What you will do.
Using the records below, filter for lines that contain the string "Maharashtra" and copy them out.

Page and application data records:
[Start of section]

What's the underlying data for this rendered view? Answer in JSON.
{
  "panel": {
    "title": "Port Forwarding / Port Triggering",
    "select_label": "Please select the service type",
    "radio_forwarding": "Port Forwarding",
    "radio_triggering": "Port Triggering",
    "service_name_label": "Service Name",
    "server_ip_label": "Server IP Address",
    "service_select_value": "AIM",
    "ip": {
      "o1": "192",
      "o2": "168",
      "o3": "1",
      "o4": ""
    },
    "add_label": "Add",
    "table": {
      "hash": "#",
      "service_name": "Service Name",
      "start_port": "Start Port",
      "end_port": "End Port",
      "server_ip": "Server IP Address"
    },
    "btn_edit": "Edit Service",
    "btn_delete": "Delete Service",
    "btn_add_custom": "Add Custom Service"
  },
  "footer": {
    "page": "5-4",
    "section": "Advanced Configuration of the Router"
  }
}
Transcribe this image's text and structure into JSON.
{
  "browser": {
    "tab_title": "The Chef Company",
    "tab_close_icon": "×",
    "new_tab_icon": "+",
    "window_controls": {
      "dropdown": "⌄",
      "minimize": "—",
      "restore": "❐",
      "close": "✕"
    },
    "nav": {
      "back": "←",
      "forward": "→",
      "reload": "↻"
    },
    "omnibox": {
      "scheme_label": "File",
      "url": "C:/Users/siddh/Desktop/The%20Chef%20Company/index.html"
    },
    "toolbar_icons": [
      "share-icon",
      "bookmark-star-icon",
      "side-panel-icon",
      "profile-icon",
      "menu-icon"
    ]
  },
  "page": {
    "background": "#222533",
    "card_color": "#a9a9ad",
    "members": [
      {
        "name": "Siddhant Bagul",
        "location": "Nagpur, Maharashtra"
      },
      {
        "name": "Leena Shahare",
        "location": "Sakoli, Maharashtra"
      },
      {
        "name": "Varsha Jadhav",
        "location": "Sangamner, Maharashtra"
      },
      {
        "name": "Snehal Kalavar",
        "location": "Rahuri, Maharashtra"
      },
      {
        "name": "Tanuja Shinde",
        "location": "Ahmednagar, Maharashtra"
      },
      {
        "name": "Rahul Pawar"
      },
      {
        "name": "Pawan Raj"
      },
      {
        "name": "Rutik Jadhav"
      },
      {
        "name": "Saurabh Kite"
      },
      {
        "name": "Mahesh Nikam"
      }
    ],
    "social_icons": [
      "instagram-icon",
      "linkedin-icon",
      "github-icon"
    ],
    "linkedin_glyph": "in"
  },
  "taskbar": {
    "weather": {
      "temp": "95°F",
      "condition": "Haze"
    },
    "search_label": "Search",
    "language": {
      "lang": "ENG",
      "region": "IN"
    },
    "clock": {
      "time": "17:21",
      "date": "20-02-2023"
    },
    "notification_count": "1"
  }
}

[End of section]

Answer to this problem.
        "location": "Nagpur, Maharashtra"
        "location": "Sakoli, Maharashtra"
        "location": "Sangamner, Maharashtra"
        "location": "Rahuri, Maharashtra"
        "location": "Ahmednagar, Maharashtra"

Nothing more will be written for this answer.